WASHINGTON, D.C.—After receiving complaints by 20 House legislators, the Federal Communications Commission (FCC) on Friday sent a letter to Google Voice requesting answers to a handful of questions related to complaints—most notably from AT&T and other carriers—that it is restricting calls from consumers to certain rural communities.
“In light of pending Commission proceedings regarding concerns about so-called ‘access stimulation,’ the Commission’s prohibition on call blocking by carriers, as well as the Commission’s interest in ensuring that ‘broadband networks are widely deployed, open, affordable, and accessible to all consumers,’ we are interested in gathering facts that can provide a more complete understanding of the situation,” the letter read.
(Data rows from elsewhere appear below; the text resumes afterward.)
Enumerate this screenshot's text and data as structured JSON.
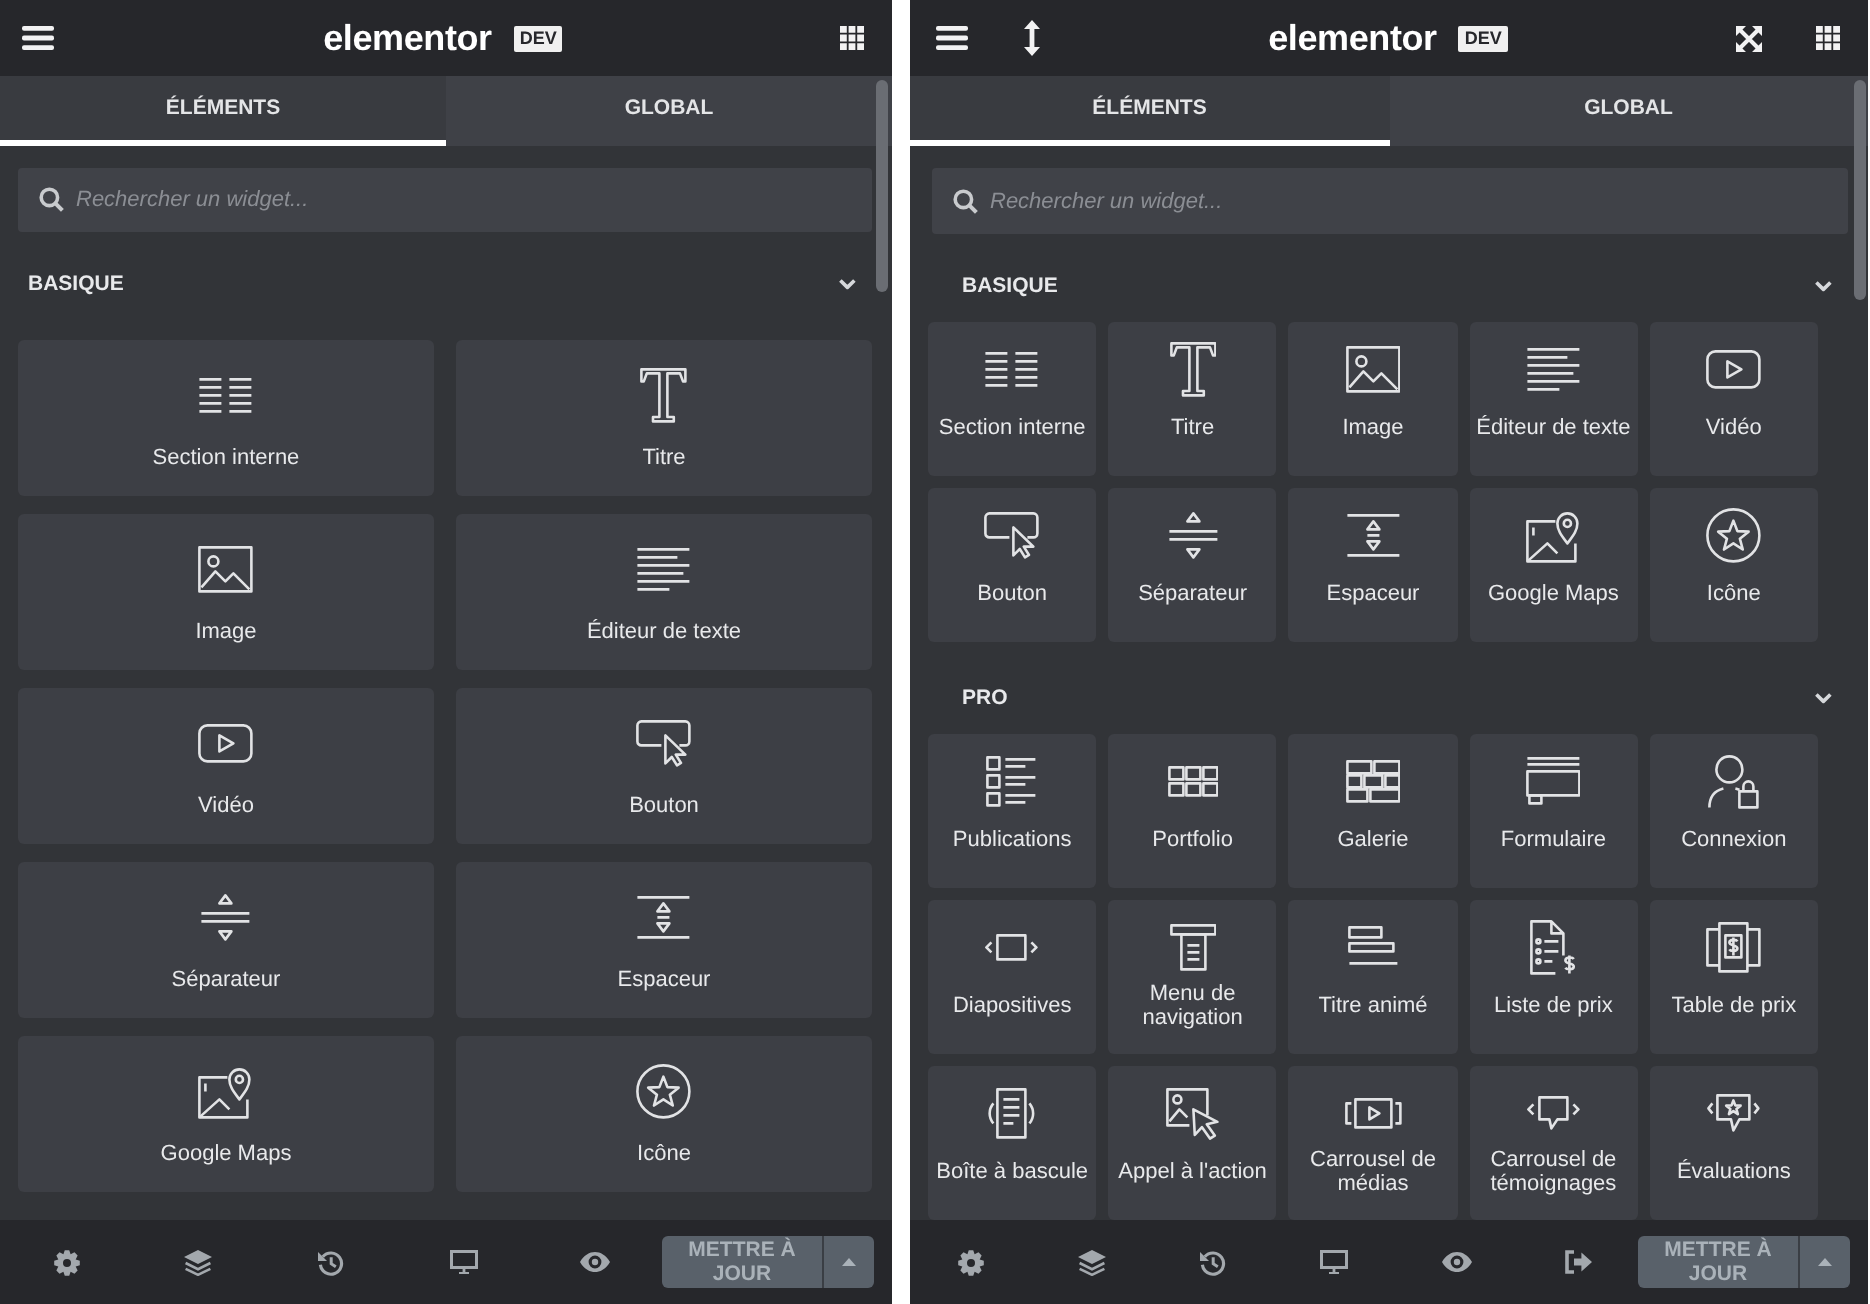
{
  "panels": [
    {
      "header": {
        "tools_left": [
          {
            "kind": "menu"
          }
        ],
        "logo": "elementor",
        "badge": "DEV",
        "tools_right": [
          {
            "kind": "apps"
          }
        ]
      },
      "tabs": [
        {
          "label": "ÉLÉMENTS",
          "selected": true
        },
        {
          "label": "GLOBAL",
          "selected": false
        }
      ],
      "search": {
        "placeholder": "Rechercher un widget..."
      },
      "categories": [
        {
          "title": "BASIQUE",
          "expanded": true,
          "widgets": [
            {
              "label": "Section interne",
              "kind": "inner-section"
            },
            {
              "label": "Titre",
              "kind": "heading"
            },
            {
              "label": "Image",
              "kind": "image"
            },
            {
              "label": "Éditeur de texte",
              "kind": "text-editor"
            },
            {
              "label": "Vidéo",
              "kind": "video"
            },
            {
              "label": "Bouton",
              "kind": "button"
            },
            {
              "label": "Séparateur",
              "kind": "divider"
            },
            {
              "label": "Espaceur",
              "kind": "spacer"
            },
            {
              "label": "Google Maps",
              "kind": "map"
            },
            {
              "label": "Icône",
              "kind": "icon"
            }
          ]
        }
      ],
      "footer": {
        "tools": [
          {
            "kind": "settings"
          },
          {
            "kind": "navigator"
          },
          {
            "kind": "history"
          },
          {
            "kind": "responsive"
          },
          {
            "kind": "preview"
          }
        ],
        "publish": {
          "label": "METTRE À JOUR",
          "disabled": true
        }
      }
    },
    {
      "header": {
        "tools_left": [
          {
            "kind": "menu"
          },
          {
            "kind": "resize"
          }
        ],
        "logo": "elementor",
        "badge": "DEV",
        "tools_right": [
          {
            "kind": "fullscreen"
          },
          {
            "kind": "apps"
          }
        ]
      },
      "tabs": [
        {
          "label": "ÉLÉMENTS",
          "selected": true
        },
        {
          "label": "GLOBAL",
          "selected": false
        }
      ],
      "search": {
        "placeholder": "Rechercher un widget..."
      },
      "categories": [
        {
          "title": "BASIQUE",
          "expanded": true,
          "widgets": [
            {
              "label": "Section interne",
              "kind": "inner-section"
            },
            {
              "label": "Titre",
              "kind": "heading"
            },
            {
              "label": "Image",
              "kind": "image"
            },
            {
              "label": "Éditeur de texte",
              "kind": "text-editor"
            },
            {
              "label": "Vidéo",
              "kind": "video"
            },
            {
              "label": "Bouton",
              "kind": "button"
            },
            {
              "label": "Séparateur",
              "kind": "divider"
            },
            {
              "label": "Espaceur",
              "kind": "spacer"
            },
            {
              "label": "Google Maps",
              "kind": "map"
            },
            {
              "label": "Icône",
              "kind": "icon"
            }
          ]
        },
        {
          "title": "PRO",
          "expanded": true,
          "widgets": [
            {
              "label": "Publications",
              "kind": "posts"
            },
            {
              "label": "Portfolio",
              "kind": "portfolio"
            },
            {
              "label": "Galerie",
              "kind": "gallery"
            },
            {
              "label": "Formulaire",
              "kind": "form"
            },
            {
              "label": "Connexion",
              "kind": "login"
            },
            {
              "label": "Diapositives",
              "kind": "slides"
            },
            {
              "label": "Menu de navigation",
              "kind": "nav-menu"
            },
            {
              "label": "Titre animé",
              "kind": "headline"
            },
            {
              "label": "Liste de prix",
              "kind": "price-list"
            },
            {
              "label": "Table de prix",
              "kind": "price-table"
            },
            {
              "label": "Boîte à bascule",
              "kind": "toggle"
            },
            {
              "label": "Appel à l'action",
              "kind": "cta"
            },
            {
              "label": "Carrousel de médias",
              "kind": "media-carousel"
            },
            {
              "label": "Carrousel de témoignages",
              "kind": "testimonial-carousel"
            },
            {
              "label": "Évaluations",
              "kind": "reviews"
            }
          ]
        }
      ],
      "footer": {
        "tools": [
          {
            "kind": "settings"
          },
          {
            "kind": "navigator"
          },
          {
            "kind": "history"
          },
          {
            "kind": "responsive"
          },
          {
            "kind": "preview"
          },
          {
            "kind": "exit"
          }
        ],
        "publish": {
          "label": "METTRE À JOUR",
          "disabled": true
        }
      }
    }
  ]
}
Answers to the questions were requested by Oct. 28.
According to Sam Gustin at AOL’s DailyFinance.com, however, the dispute “is not so much about fairness or rural access as it is about steamy phone sex and piles of money.”
After the telephone industry was deregulated by President Clinton on the mid-’90s, Gustin explains, “rural areas came to receive their service primarily from two types of local carriers: an ILEC, for ‘incumbent local exchange carrier,’ the local phone companies that predated the Ma Bell breakup; or a CLEC, for ‘competitive local phone exchange,’ companies that emerged after the industry was deregulated.
“What these new local phone exchanges quickly discovered is that they could make gobs of money by partnering with phone sex and adult chat companies to route the numbers through rural exchanges—a practice known as ‘traffic pumping,’” Gustin continues. “The local exchanges then turn around and charge AT&T and other national carriers like Verizon a fee—sometimes as high as 10 or 20 cents per minute—to connect long-distance traffic coming from all over the country to these supposedly rural numbers, many of which are actually forwarded to sex call centers in Los Angeles and elsewhere.”
The coup de grace occurred when the exchanges then split the millions of dollars in AT&T's fees with the phone sex companies, which then used that money to advertise their services, thus completing a self-perpetuating cycle. In 2008, Gustin writes, AT&T “warned that traffic pumping could force higher rates for phone consumers across the country to offset some $250 million in extra costs due to these fees the previous year.”
Volume to these local numbers had increased dramatically in recent years, with numbers being used mostly by free conference call sites and adult chat rooms.
Ron Laudner, CEO of Farmers Telephone, a local exchange in Riceville, Iowa, last year told USA Today the arrangement was routing some 40 million minutes of calls each month to his exchange, generating $2.2 million per month.
“In other words,” Gustin says, “AT&T knows this dispute isn't about getting Google Voice to provide service to rural America—it's about porn,” but adds that AT&T “could wage its battle against the sex chat lines that are exploiting FCC regulations in a more direct manner than trying to drag Google Voice into also paying these fees.”